Prior to the protest, the sheriff’s department had been accused of using resources to aid in ICE arrests regarding federal immigration law. They also had allegedly given ICE access to the back entrance of the county jail to give them quick and easy access to make arrests.

A member of the University of Oregon’s chapter of MEChA announces the group’s grievances with Sheriff Byron Trapp’s alleged cooperation with ICE officers. (Lucien Guidotti-Lawrence // The Torch)

In 2017, Eugene’s City Council voted unanimously in favor of an ordinance offering certain protections to all Eugene residents, including immigrants.

According to the official ordinance draft, it “prevents the city and police from enforcing federal immigration law.” While Eugene is not technically a sanctuary city, these laws make the city act as such.

With Eugene’s ordinance laws, many people throughout the city found the Sheriff Byron Trapp’s actions unlawful and against voter expectations. A formal letter was written by various people, including Council Oregon, to Trapp, asking that he “immediately cease these practices, and confirm when you do so.”

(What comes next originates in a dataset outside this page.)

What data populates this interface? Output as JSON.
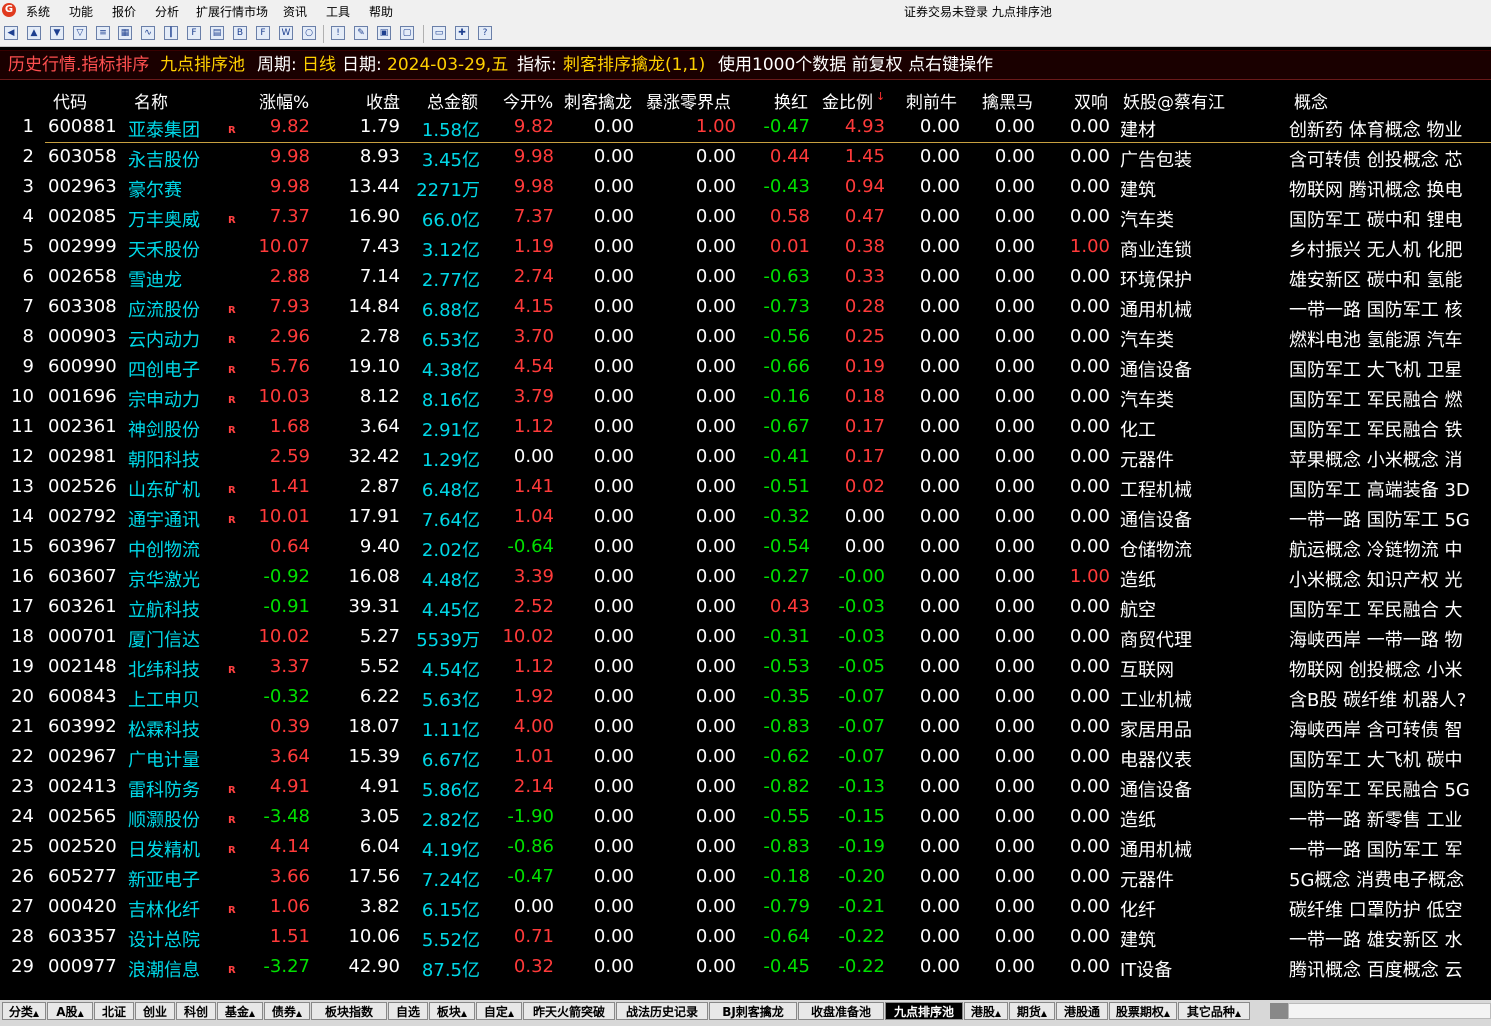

With Trapp not addressing the letter, the University of Oregon student group Movimiento Estudiantil Chicanx de Aztlán staged a protest for Friday Feb. 8. The students hoped this protest would encourage community involvement and entice Trapp into responding.

“Nearly four months after a federal judge ordered the Trump administration to reunite families separated at the border, 245 children remain in government custody,”

American Civil Liberties Union

Friday’s protest brought many tears as various community members shared their stories.

“The depression I had to go through as a kid in order to adapt was incredible,” University of Oregon student Montse Mendez said. “Children who are having to be separated from their families and who have to go through that alone and in detention centers, I think about that every single day.”

Montse Mendez, a UO student, speaks in open forum in front of the Lane County Sheriff’s Department about how immigration enforcement has affected her and others. “It’s ridiculous when I’m trying to get an education while those children are losing their identity and experiencing psychological trauma with reparations we will never be able to fix.” (Lucien Guidotti-Lawrence // The Torch)

According to an analysis of government data by the American Civil Liberties Union, “Nearly four months after a federal judge ordered the Trump administration to reunite families separated at the border, 245 children remain in government custody,”

Trapp eventually responded in an interview with KEZI saying, “The access that ICE has to the Lane County Jail isn’t unique, it’s the same as all law enforcement,” he said. “We don’t ask our employees, nor will we ever ask our employees, to do anything that would violate any of the laws.”

“It is up to the sheriff to end this,” Council Oregon member Joel Iboa said.

The protestors plan on making sure the sheriff’s department change their policies or they may take legal action.